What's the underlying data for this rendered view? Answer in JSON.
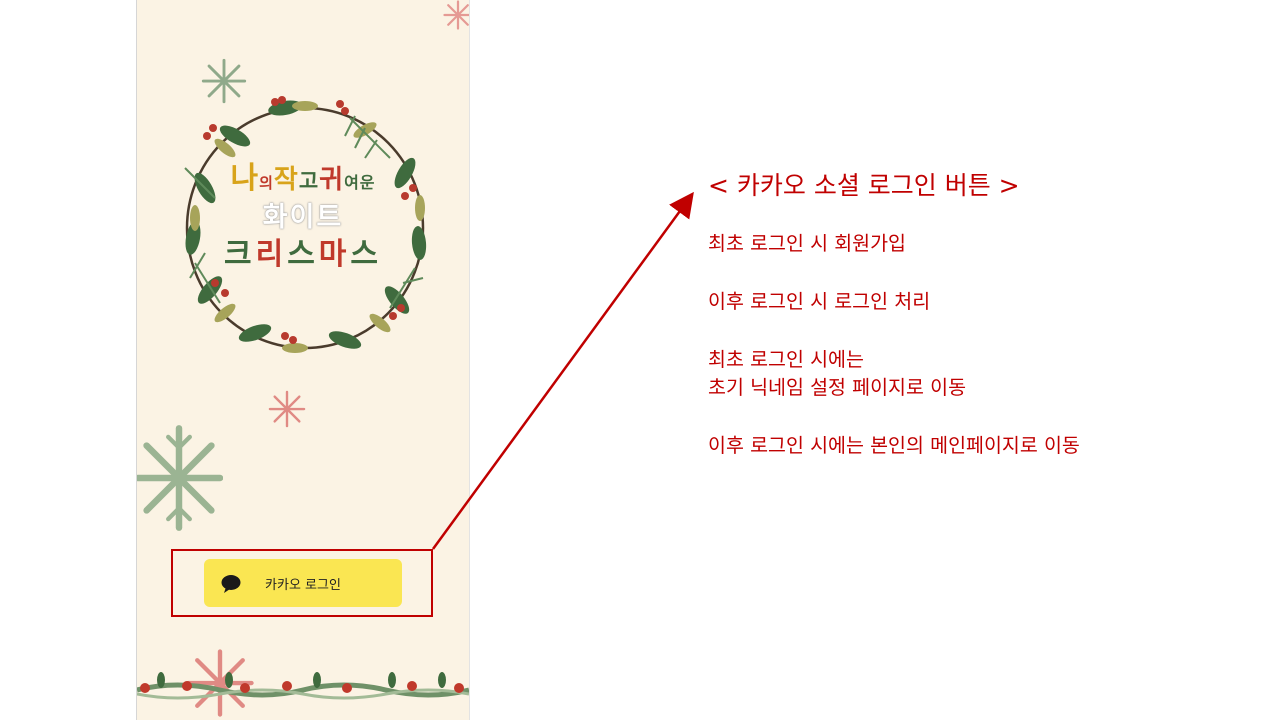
{
  "app": {
    "title_line1": [
      "나",
      "의",
      "작",
      "고",
      "귀",
      "여",
      "운"
    ],
    "title_line2": "화이트",
    "title_line3": [
      "크",
      "리",
      "스",
      "마",
      "스"
    ],
    "login_button_label": "카카오 로그인"
  },
  "annotation": {
    "heading": "< 카카오 소셜 로그인 버튼 >",
    "lines": [
      "최초 로그인 시 회원가입",
      "이후 로그인 시 로그인 처리",
      "최초 로그인 시에는",
      "초기 닉네임 설정 페이지로 이동",
      "이후 로그인 시에는 본인의 메인페이지로 이동"
    ]
  },
  "colors": {
    "annotation_red": "#c00000",
    "kakao_yellow": "#fae652",
    "phone_bg": "#fbf3e4",
    "wreath_green": "#3f6b3e",
    "berry_red": "#c0392b"
  },
  "icons": [
    "speech-bubble-icon",
    "snowflake-icon",
    "wreath-graphic",
    "garland-graphic"
  ]
}
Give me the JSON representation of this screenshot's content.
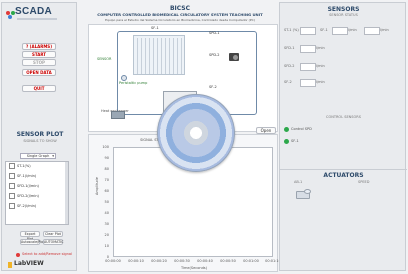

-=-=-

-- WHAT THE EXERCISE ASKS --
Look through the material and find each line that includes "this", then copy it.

-- ANSWER BELOW --
What's the underlying data for this rendered view? Answer in JSON.
Give me the JSON representation of this screenshot's content.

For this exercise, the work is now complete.